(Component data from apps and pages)
▼▼▼

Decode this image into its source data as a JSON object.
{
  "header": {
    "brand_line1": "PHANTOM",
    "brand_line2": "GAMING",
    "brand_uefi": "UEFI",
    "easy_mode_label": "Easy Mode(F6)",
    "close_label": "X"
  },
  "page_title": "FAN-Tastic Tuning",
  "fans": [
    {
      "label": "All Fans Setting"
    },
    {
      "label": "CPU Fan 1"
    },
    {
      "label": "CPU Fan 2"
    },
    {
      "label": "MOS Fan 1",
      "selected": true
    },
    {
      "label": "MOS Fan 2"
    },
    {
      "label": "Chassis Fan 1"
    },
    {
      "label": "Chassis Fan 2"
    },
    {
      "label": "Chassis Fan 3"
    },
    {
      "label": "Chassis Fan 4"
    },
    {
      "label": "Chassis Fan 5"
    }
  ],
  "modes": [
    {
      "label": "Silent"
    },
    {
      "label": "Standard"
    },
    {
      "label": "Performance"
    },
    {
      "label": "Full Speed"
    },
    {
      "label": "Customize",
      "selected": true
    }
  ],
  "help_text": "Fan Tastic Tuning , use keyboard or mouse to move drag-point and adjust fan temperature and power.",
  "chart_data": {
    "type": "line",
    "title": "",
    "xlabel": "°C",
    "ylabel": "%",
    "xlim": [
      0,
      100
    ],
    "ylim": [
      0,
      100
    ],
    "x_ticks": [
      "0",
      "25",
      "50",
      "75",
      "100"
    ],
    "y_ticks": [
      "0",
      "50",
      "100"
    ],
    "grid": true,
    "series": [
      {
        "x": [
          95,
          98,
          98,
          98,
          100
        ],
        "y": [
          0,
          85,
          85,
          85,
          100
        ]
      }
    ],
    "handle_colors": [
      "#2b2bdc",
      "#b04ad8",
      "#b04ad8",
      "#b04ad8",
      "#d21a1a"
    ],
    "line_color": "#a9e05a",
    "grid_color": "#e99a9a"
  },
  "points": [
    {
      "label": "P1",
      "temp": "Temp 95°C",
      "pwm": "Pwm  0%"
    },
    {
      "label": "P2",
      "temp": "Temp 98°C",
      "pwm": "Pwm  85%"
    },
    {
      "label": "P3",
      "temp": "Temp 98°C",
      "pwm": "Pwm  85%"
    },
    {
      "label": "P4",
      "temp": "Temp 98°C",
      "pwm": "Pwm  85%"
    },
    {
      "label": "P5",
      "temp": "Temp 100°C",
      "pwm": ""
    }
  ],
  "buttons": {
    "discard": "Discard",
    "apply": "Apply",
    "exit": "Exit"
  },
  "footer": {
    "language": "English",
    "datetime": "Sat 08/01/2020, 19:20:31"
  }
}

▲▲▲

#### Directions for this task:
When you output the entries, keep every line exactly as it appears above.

#### Response to this exercise:
Decode this image into its source data as a JSON object.
{
  "header": {
    "brand_line1": "PHANTOM",
    "brand_line2": "GAMING",
    "brand_uefi": "UEFI",
    "easy_mode_label": "Easy Mode(F6)",
    "close_label": "X"
  },
  "page_title": "FAN-Tastic Tuning",
  "fans": [
    {
      "label": "All Fans Setting"
    },
    {
      "label": "CPU Fan 1"
    },
    {
      "label": "CPU Fan 2"
    },
    {
      "label": "MOS Fan 1",
      "selected": true
    },
    {
      "label": "MOS Fan 2"
    },
    {
      "label": "Chassis Fan 1"
    },
    {
      "label": "Chassis Fan 2"
    },
    {
      "label": "Chassis Fan 3"
    },
    {
      "label": "Chassis Fan 4"
    },
    {
      "label": "Chassis Fan 5"
    }
  ],
  "modes": [
    {
      "label": "Silent"
    },
    {
      "label": "Standard"
    },
    {
      "label": "Performance"
    },
    {
      "label": "Full Speed"
    },
    {
      "label": "Customize",
      "selected": true
    }
  ],
  "help_text": "Fan Tastic Tuning , use keyboard or mouse to move drag-point and adjust fan temperature and power.",
  "chart_data": {
    "type": "line",
    "title": "",
    "xlabel": "°C",
    "ylabel": "%",
    "xlim": [
      0,
      100
    ],
    "ylim": [
      0,
      100
    ],
    "x_ticks": [
      "0",
      "25",
      "50",
      "75",
      "100"
    ],
    "y_ticks": [
      "0",
      "50",
      "100"
    ],
    "grid": true,
    "series": [
      {
        "x": [
          95,
          98,
          98,
          98,
          100
        ],
        "y": [
          0,
          85,
          85,
          85,
          100
        ]
      }
    ],
    "handle_colors": [
      "#2b2bdc",
      "#b04ad8",
      "#b04ad8",
      "#b04ad8",
      "#d21a1a"
    ],
    "line_color": "#a9e05a",
    "grid_color": "#e99a9a"
  },
  "points": [
    {
      "label": "P1",
      "temp": "Temp 95°C",
      "pwm": "Pwm  0%"
    },
    {
      "label": "P2",
      "temp": "Temp 98°C",
      "pwm": "Pwm  85%"
    },
    {
      "label": "P3",
      "temp": "Temp 98°C",
      "pwm": "Pwm  85%"
    },
    {
      "label": "P4",
      "temp": "Temp 98°C",
      "pwm": "Pwm  85%"
    },
    {
      "label": "P5",
      "temp": "Temp 100°C",
      "pwm": ""
    }
  ],
  "buttons": {
    "discard": "Discard",
    "apply": "Apply",
    "exit": "Exit"
  },
  "footer": {
    "language": "English",
    "datetime": "Sat 08/01/2020, 19:20:31"
  }
}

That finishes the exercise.